Landscapes for Life
Areas of Outstanding Natural Beauty (AONBs) are some of the UK’s most cherished and outstanding landscapes.
The Wye Valley AONB Unit, the small team of dedicated staff based in Monmouth, carry out collaborative projects, working closely with organisations, communities and individuals. Below is a selection of our current projects, and for past projects click here.
With our partners, we run projects that help to conserve and enhance the AONB’s cultural and natural heritage, covering:
The SDF is Welsh Government-funded, but we do have a separate AONB Fund for the English part of the AONB. So if you have an idea for a project that will help conserve or enhance our landscape and natural beauty, and/or enjoyment and appreciation of it, do get in touch. We may be able to help you develop your proposal, find funding or partners to help to turn your ideas into reality.
We manage and host this major festival celebrating nature, culture, landscape and life in the Wye Valley AONB. The 2020 festival with its theme of ‘Time’ was completely re-imagined from its usual community event base to almost entirely digital. The festival screened live in September and we will continue to share the extraordinary, beautiful, curious, inspiring, educational, poetic and musical content over the coming months.
We’ve adopted a catchment-scale approach to natural flood management (NFM) in this AONB-led project, funded previously by Natural Resources Wales and the Environment Agency. Working with farmers, landowners and land managers, we are focussing on a number of small catchments in the lower Wye Valley (Welsh and English sides) – the Angidy, Cat Brook, White Brook and Valley Brook – to help our river ecosystems and our local communities become more resilient as our climate becomes more wet and stormy.
This project captures people’s feelings, fears and hopes as they live through the pandemic in an Area of Outstanding Natural Beauty. Monmouth-based photographer and film maker Emma Drabble has been documenting the impact of Covid-19 on rural lives and businesses, revealing an incredible web of human spirit in the face of adversity.

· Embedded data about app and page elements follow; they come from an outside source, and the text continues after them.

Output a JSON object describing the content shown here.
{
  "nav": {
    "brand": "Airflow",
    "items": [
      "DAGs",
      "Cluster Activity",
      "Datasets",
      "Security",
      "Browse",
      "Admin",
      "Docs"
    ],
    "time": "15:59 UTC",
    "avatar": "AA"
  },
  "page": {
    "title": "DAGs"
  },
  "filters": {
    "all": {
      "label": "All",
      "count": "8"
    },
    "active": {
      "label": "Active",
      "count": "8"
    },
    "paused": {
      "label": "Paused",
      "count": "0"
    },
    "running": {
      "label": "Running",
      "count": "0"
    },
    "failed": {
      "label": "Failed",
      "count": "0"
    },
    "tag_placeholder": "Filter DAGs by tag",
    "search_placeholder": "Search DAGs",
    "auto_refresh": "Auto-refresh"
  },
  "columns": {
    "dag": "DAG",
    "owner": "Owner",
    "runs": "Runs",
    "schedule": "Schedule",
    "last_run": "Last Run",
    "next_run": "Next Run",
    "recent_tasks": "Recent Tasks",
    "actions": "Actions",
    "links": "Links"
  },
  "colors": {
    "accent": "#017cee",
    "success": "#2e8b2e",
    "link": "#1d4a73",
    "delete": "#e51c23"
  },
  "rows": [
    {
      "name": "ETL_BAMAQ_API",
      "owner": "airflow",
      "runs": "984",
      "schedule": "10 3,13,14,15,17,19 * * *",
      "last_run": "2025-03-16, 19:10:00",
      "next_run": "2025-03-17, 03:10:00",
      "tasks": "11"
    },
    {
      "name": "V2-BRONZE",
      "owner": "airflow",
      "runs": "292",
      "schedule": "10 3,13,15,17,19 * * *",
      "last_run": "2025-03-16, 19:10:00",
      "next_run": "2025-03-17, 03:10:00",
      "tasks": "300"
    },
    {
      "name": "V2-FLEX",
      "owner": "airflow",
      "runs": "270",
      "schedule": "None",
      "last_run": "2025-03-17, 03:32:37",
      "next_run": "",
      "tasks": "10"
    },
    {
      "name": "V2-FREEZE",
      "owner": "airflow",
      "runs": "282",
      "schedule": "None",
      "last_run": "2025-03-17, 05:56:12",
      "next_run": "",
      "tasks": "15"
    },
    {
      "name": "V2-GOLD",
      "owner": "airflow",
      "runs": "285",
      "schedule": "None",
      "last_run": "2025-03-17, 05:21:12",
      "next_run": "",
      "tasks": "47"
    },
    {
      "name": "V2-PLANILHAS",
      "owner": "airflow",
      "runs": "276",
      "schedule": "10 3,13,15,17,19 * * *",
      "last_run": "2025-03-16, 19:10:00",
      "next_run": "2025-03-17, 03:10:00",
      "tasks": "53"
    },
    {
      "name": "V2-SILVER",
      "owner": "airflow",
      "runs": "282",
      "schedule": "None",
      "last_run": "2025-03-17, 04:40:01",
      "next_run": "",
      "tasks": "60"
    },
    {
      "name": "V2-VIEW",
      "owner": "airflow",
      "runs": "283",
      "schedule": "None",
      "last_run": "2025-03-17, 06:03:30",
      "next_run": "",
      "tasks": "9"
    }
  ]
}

We co-ordinate the Wye Valley Walk Partnership that looks after this wonderful 136-mile long-distance trail, and we also look after the series of fabulous easy-access walks found along the trail and manage the Cicerone guide and passport. We are hoping to revitalise the trail and guide in 2021-22.
We’ve just received funding to run a short riparian tree management project and will be working with landowners, including Herefordshire Wildlife Trust, on the main river and sub-catchments to raise awareness of the importance of and techniques in riparian tree management.